— Task statement —
Reproduce the whole listing exactly.
━━━━━━━━━━━━━━━━━━━━
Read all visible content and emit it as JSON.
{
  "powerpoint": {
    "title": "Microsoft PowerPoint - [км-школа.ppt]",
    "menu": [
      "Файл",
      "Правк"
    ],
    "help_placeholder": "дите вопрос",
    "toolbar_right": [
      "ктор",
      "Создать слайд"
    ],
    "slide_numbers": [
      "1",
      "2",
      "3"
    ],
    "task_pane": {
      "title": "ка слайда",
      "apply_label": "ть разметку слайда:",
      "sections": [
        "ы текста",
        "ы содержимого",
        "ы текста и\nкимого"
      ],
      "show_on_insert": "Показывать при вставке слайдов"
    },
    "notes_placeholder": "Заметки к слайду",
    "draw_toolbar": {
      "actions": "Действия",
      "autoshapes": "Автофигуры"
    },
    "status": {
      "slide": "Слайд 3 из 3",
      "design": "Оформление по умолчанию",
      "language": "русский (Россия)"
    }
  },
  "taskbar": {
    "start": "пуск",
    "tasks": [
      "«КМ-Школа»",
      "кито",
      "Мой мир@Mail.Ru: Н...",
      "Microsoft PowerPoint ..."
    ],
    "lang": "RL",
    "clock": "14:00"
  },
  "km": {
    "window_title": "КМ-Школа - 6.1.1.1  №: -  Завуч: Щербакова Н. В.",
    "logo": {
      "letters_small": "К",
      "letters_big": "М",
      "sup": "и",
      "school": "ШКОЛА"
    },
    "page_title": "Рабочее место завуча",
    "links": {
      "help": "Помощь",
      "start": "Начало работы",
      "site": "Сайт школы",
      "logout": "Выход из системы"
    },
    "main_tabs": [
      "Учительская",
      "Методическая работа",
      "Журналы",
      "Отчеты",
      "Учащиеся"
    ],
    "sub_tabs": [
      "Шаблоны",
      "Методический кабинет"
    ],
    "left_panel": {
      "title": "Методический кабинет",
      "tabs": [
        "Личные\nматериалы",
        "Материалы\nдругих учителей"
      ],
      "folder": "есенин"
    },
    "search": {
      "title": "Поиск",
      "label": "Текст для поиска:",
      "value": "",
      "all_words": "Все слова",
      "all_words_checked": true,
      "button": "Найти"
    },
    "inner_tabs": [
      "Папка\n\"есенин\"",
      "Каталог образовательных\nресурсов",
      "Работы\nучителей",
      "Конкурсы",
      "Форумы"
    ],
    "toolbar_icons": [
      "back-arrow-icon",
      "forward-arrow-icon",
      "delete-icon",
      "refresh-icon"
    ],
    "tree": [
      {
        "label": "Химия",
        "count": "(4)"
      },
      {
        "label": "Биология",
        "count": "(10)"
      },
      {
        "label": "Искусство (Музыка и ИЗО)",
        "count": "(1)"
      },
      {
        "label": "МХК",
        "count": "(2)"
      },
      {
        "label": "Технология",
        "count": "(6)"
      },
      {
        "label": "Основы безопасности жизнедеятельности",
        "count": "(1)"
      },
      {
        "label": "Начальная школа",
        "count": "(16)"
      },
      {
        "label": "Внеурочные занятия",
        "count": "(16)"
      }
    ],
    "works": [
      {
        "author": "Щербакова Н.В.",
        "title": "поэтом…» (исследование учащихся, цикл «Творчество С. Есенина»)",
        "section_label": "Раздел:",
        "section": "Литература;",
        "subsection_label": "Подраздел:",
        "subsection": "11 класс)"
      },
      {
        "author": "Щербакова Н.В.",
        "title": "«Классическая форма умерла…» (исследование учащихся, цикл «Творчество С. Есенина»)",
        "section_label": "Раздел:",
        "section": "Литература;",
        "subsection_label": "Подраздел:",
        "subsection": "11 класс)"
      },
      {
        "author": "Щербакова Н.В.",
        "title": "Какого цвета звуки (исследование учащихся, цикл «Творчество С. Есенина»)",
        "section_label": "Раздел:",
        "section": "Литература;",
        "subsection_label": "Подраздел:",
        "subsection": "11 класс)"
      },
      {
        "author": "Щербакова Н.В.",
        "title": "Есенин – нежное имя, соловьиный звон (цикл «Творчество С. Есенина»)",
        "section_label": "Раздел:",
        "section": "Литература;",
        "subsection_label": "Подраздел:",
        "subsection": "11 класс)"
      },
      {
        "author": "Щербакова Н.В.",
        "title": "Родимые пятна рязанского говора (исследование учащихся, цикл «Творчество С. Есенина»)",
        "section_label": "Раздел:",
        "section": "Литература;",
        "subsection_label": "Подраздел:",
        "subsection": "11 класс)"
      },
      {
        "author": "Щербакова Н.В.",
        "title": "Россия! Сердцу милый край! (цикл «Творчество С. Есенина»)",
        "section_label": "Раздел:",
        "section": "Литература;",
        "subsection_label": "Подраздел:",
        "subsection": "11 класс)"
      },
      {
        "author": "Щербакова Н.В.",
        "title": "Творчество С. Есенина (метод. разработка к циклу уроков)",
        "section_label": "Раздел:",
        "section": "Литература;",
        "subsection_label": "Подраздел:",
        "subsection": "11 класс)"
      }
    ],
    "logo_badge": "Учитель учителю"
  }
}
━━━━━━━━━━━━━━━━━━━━
— Task result —
Read all visible content and emit it as JSON.
{
  "powerpoint": {
    "title": "Microsoft PowerPoint - [км-школа.ppt]",
    "menu": [
      "Файл",
      "Правк"
    ],
    "help_placeholder": "дите вопрос",
    "toolbar_right": [
      "ктор",
      "Создать слайд"
    ],
    "slide_numbers": [
      "1",
      "2",
      "3"
    ],
    "task_pane": {
      "title": "ка слайда",
      "apply_label": "ть разметку слайда:",
      "sections": [
        "ы текста",
        "ы содержимого",
        "ы текста и\nкимого"
      ],
      "show_on_insert": "Показывать при вставке слайдов"
    },
    "notes_placeholder": "Заметки к слайду",
    "draw_toolbar": {
      "actions": "Действия",
      "autoshapes": "Автофигуры"
    },
    "status": {
      "slide": "Слайд 3 из 3",
      "design": "Оформление по умолчанию",
      "language": "русский (Россия)"
    }
  },
  "taskbar": {
    "start": "пуск",
    "tasks": [
      "«КМ-Школа»",
      "кито",
      "Мой мир@Mail.Ru: Н...",
      "Microsoft PowerPoint ..."
    ],
    "lang": "RL",
    "clock": "14:00"
  },
  "km": {
    "window_title": "КМ-Школа - 6.1.1.1  №: -  Завуч: Щербакова Н. В.",
    "logo": {
      "letters_small": "К",
      "letters_big": "М",
      "sup": "и",
      "school": "ШКОЛА"
    },
    "page_title": "Рабочее место завуча",
    "links": {
      "help": "Помощь",
      "start": "Начало работы",
      "site": "Сайт школы",
      "logout": "Выход из системы"
    },
    "main_tabs": [
      "Учительская",
      "Методическая работа",
      "Журналы",
      "Отчеты",
      "Учащиеся"
    ],
    "sub_tabs": [
      "Шаблоны",
      "Методический кабинет"
    ],
    "left_panel": {
      "title": "Методический кабинет",
      "tabs": [
        "Личные\nматериалы",
        "Материалы\nдругих учителей"
      ],
      "folder": "есенин"
    },
    "search": {
      "title": "Поиск",
      "label": "Текст для поиска:",
      "value": "",
      "all_words": "Все слова",
      "all_words_checked": true,
      "button": "Найти"
    },
    "inner_tabs": [
      "Папка\n\"есенин\"",
      "Каталог образовательных\nресурсов",
      "Работы\nучителей",
      "Конкурсы",
      "Форумы"
    ],
    "toolbar_icons": [
      "back-arrow-icon",
      "forward-arrow-icon",
      "delete-icon",
      "refresh-icon"
    ],
    "tree": [
      {
        "label": "Химия",
        "count": "(4)"
      },
      {
        "label": "Биология",
        "count": "(10)"
      },
      {
        "label": "Искусство (Музыка и ИЗО)",
        "count": "(1)"
      },
      {
        "label": "МХК",
        "count": "(2)"
      },
      {
        "label": "Технология",
        "count": "(6)"
      },
      {
        "label": "Основы безопасности жизнедеятельности",
        "count": "(1)"
      },
      {
        "label": "Начальная школа",
        "count": "(16)"
      },
      {
        "label": "Внеурочные занятия",
        "count": "(16)"
      }
    ],
    "works": [
      {
        "author": "Щербакова Н.В.",
        "title": "поэтом…» (исследование учащихся, цикл «Творчество С. Есенина»)",
        "section_label": "Раздел:",
        "section": "Литература;",
        "subsection_label": "Подраздел:",
        "subsection": "11 класс)"
      },
      {
        "author": "Щербакова Н.В.",
        "title": "«Классическая форма умерла…» (исследование учащихся, цикл «Творчество С. Есенина»)",
        "section_label": "Раздел:",
        "section": "Литература;",
        "subsection_label": "Подраздел:",
        "subsection": "11 класс)"
      },
      {
        "author": "Щербакова Н.В.",
        "title": "Какого цвета звуки (исследование учащихся, цикл «Творчество С. Есенина»)",
        "section_label": "Раздел:",
        "section": "Литература;",
        "subsection_label": "Подраздел:",
        "subsection": "11 класс)"
      },
      {
        "author": "Щербакова Н.В.",
        "title": "Есенин – нежное имя, соловьиный звон (цикл «Творчество С. Есенина»)",
        "section_label": "Раздел:",
        "section": "Литература;",
        "subsection_label": "Подраздел:",
        "subsection": "11 класс)"
      },
      {
        "author": "Щербакова Н.В.",
        "title": "Родимые пятна рязанского говора (исследование учащихся, цикл «Творчество С. Есенина»)",
        "section_label": "Раздел:",
        "section": "Литература;",
        "subsection_label": "Подраздел:",
        "subsection": "11 класс)"
      },
      {
        "author": "Щербакова Н.В.",
        "title": "Россия! Сердцу милый край! (цикл «Творчество С. Есенина»)",
        "section_label": "Раздел:",
        "section": "Литература;",
        "subsection_label": "Подраздел:",
        "subsection": "11 класс)"
      },
      {
        "author": "Щербакова Н.В.",
        "title": "Творчество С. Есенина (метод. разработка к циклу уроков)",
        "section_label": "Раздел:",
        "section": "Литература;",
        "subsection_label": "Подраздел:",
        "subsection": "11 класс)"
      }
    ],
    "logo_badge": "Учитель учителю"
  }
}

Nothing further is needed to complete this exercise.